Investors in both India and China are becoming increasingly wary of inflation and are buying gold items to hedge inflation risk.
Author: Shivom Seth
Interest in gold from individual investors, particularly in India and China has risen significantly in the last few years.
Metals consultancy GFMS Ltd noted in its Gold Survey 2011, that investors across the globe accounted for 19% of the world’s 166,600 tonnes of gold last year.
But questions remain about exactly how such investment will play out given the massive uncertainties at work in the world economy.
Part of the reason for this is continued concern about the global economy and, in particular the massive debt burden being borne by the US, Japan and Europe.
On Wednesday, April 13, the US dollar index was up 0.14% after President Barack Obama outlined an ambitious budget plan calling for $4 trillion in cuts over 12 years.
Gold kept rising tentatively in the international market, and rose further in India on Thursday morning but, analysts maintain that gold will look to Friday’s inflation readings out of the US and China for further direction.
Traders added that China is set to implement a prudent monetary policy ranging from rate hikes to higher reserve requirements. Given that China could tighten its money supply, the next week would be a testing time for gold, analysts have said.

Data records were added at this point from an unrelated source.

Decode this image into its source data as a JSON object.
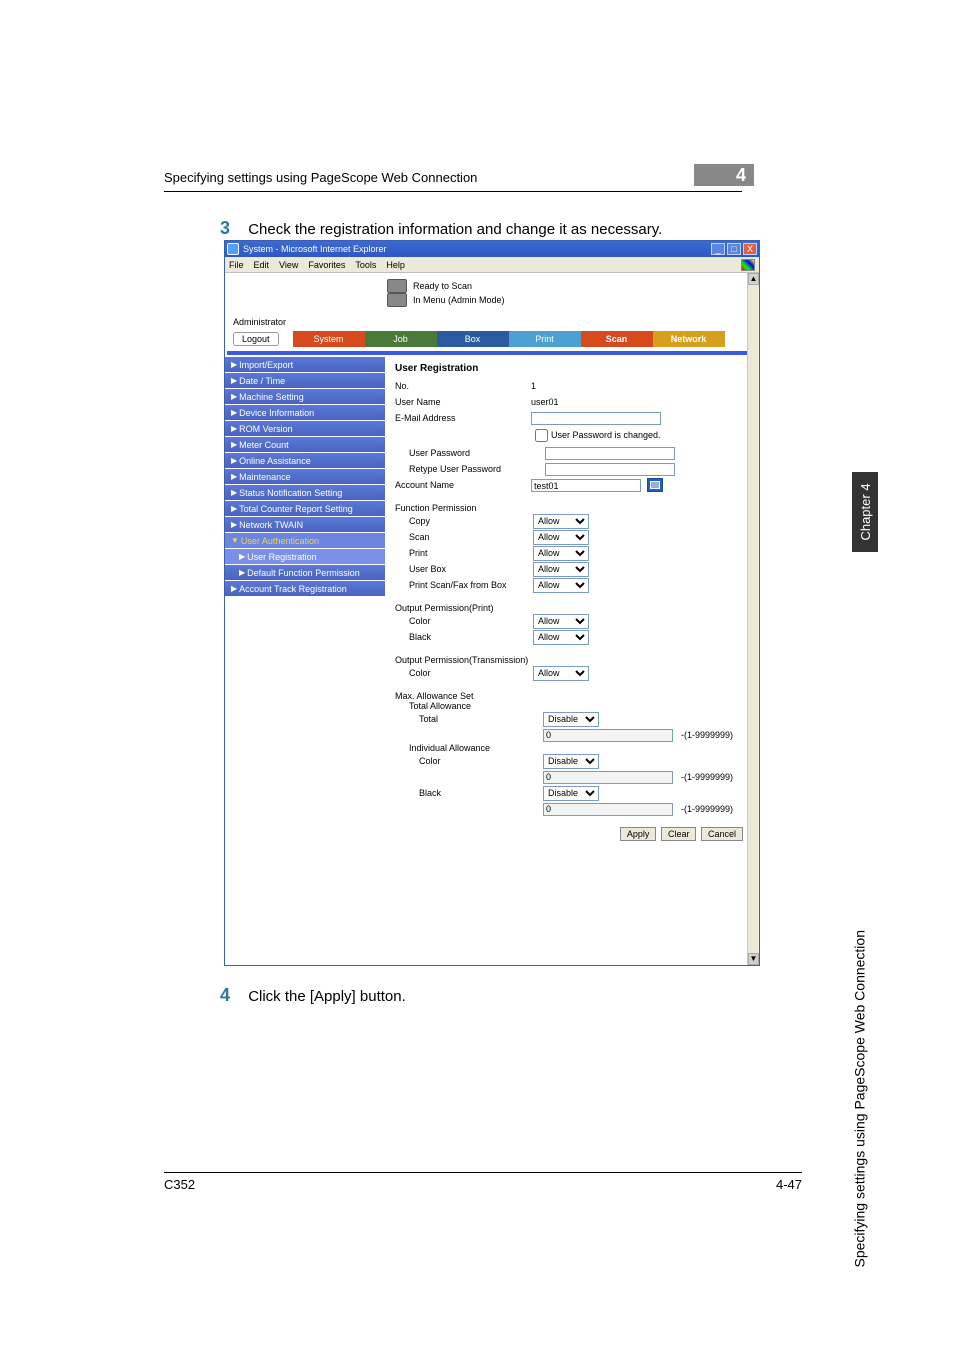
{
  "page": {
    "chapter_badge": "4",
    "header_title": "Specifying settings using PageScope Web Connection",
    "side_chapter": "Chapter 4",
    "side_vertical": "Specifying settings using PageScope Web Connection",
    "footer_left": "C352",
    "footer_right": "4-47"
  },
  "steps": {
    "s3_num": "3",
    "s3_text": "Check the registration information and change it as necessary.",
    "s4_num": "4",
    "s4_text": "Click the [Apply] button."
  },
  "browser": {
    "title": "System - Microsoft Internet Explorer",
    "menu": [
      "File",
      "Edit",
      "View",
      "Favorites",
      "Tools",
      "Help"
    ],
    "winbtns": {
      "min": "_",
      "max": "□",
      "close": "X"
    }
  },
  "status": {
    "line1": "Ready to Scan",
    "line2": "In Menu (Admin Mode)",
    "admin": "Administrator",
    "logout": "Logout"
  },
  "tabs": {
    "system": "System",
    "job": "Job",
    "box": "Box",
    "print": "Print",
    "scan": "Scan",
    "network": "Network"
  },
  "sidebar": {
    "items": [
      "Import/Export",
      "Date / Time",
      "Machine Setting",
      "Device Information",
      "ROM Version",
      "Meter Count",
      "Online Assistance",
      "Maintenance",
      "Status Notification Setting",
      "Total Counter Report Setting",
      "Network TWAIN",
      "User Authentication",
      "User Registration",
      "Default Function Permission",
      "Account Track Registration"
    ],
    "prefix_tri": "▶",
    "prefix_down": "▼"
  },
  "form": {
    "heading": "User Registration",
    "no_lbl": "No.",
    "no_val": "1",
    "username_lbl": "User Name",
    "username_val": "user01",
    "email_lbl": "E-Mail Address",
    "email_val": "",
    "chk_lbl": "User Password is changed.",
    "pwd_lbl": "User Password",
    "repwd_lbl": "Retype User Password",
    "acct_lbl": "Account Name",
    "acct_val": "test01",
    "funcperm_h": "Function Permission",
    "rows_fp": [
      {
        "lbl": "Copy",
        "val": "Allow"
      },
      {
        "lbl": "Scan",
        "val": "Allow"
      },
      {
        "lbl": "Print",
        "val": "Allow"
      },
      {
        "lbl": "User Box",
        "val": "Allow"
      },
      {
        "lbl": "Print Scan/Fax from Box",
        "val": "Allow"
      }
    ],
    "opp_h": "Output Permission(Print)",
    "rows_opp": [
      {
        "lbl": "Color",
        "val": "Allow"
      },
      {
        "lbl": "Black",
        "val": "Allow"
      }
    ],
    "opt_h": "Output Permission(Transmission)",
    "rows_opt": [
      {
        "lbl": "Color",
        "val": "Allow"
      }
    ],
    "max_h": "Max. Allowance Set",
    "total_h": "Total Allowance",
    "total_row": {
      "lbl": "Total",
      "sel": "Disable",
      "num": "0",
      "range": "-(1-9999999)"
    },
    "indiv_h": "Individual Allowance",
    "indiv_rows": [
      {
        "lbl": "Color",
        "sel": "Disable",
        "num": "0",
        "range": "-(1-9999999)"
      },
      {
        "lbl": "Black",
        "sel": "Disable",
        "num": "0",
        "range": "-(1-9999999)"
      }
    ],
    "btn_apply": "Apply",
    "btn_clear": "Clear",
    "btn_cancel": "Cancel"
  }
}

On April 5, China’s central bank raised interest rates for the fourth time since October 2010, indicating the Asian major’s urgent need to control rising inflation.
Bullion analyst in a brokerage firm in Mumbai, Shailendra Shah said that a new report is expected from China soon, which will indicate the inflation rate in March, industrial output and first quarter economic growth figures.
“This will let us know how Beijing will continue with its policy measures and will also give us an indication of the way ahead for the price of gold,” he said.
A Vaidya, analyst with broking firm Religare Securities told Mineweb that in January 2010, China had recorded an inflation rate of around 1.5%. Some 12 months later, the scenario had changed drastically, with the rate of Chinese inflation climbing to 4.9%.
“The Chinese government has tried to curb the inflation via several measures. One has to understand how this is affecting the movement of gold on the international bourses,” said Vaidya.
He noted that China’s largest bank had started a physically-backed gold savings account in December 2010, aided by the World Gold Council. Account openings have reportedly surpassed 1 million, with more than 12 tonnes of gold having being stored on behalf of investors.
That interest for gold is high in China was also supported by a UBS AG report, that noted purchases by China had increased to 200 tonnes in the first two months of 2011. The nation imported more than 300 tonnes last year.
ICBC, the world’s largest bank by market value, sold about 7 tonnes of physical gold in January 2011, which was nearly half the 15 tonnes of bullion sold in the whole of 2010.
Zhou Ming, deputy head of ICBC’s precious metals department was quoted as saying that China’s largest bank had sold nearly 250,000 ounces of physical gold in January 2011, which was equivalent of 50% of all the bullion ICBC sold last year.
“This is a clear indication that Chinese investors have a voracious appetite for gold. Even the World Gold Council has estimated that China’s gold demand could double in 10 years as more investors embrace the precious metal,” Vaidya added.
That is not to say that India is lagging behind. India’s consumption of gold may well climb to rival that of China, said analysts.
Though global demand rose by 11% to 2,017 tonnes last year, the GFMS has noted that interest from Western consumers was mainly confined to wedding rings.
“The vast majority of demand for jewellery is coming from India and East Asia. If you exclude India from the figures, the increase in demand last year was only 2%, and most of that came from China,” the GFMS official said.
The jewellery sector has shown the strongest recovery in 2010, with annual demand surging to 299 tonnes, which is 17% higher than in 2009. Indian jewellery demand rose 69% during the year to 746 tonnes, while China’s jewellery demand reached a new annual record of 400 tonnes.
India and China represent 40% of world consumption.
Paul Walker, chief executive officer of GFMS reportedly said that in India, a huge amount of demand is a cultural and social imperative. In China, on the other hand, the imperative around weddings is not that strong, he said.
India’s total demand exceeded China’s by 383.5 tonnes last year, narrowing from 496.5 tonnes in 2001, the GMFS data has shown. The report has also noted a growing shift toward physical gold by small investors, all of which will ensure that investment in the precious metal will be more solid in the coming months and less prone to short-term selloffs.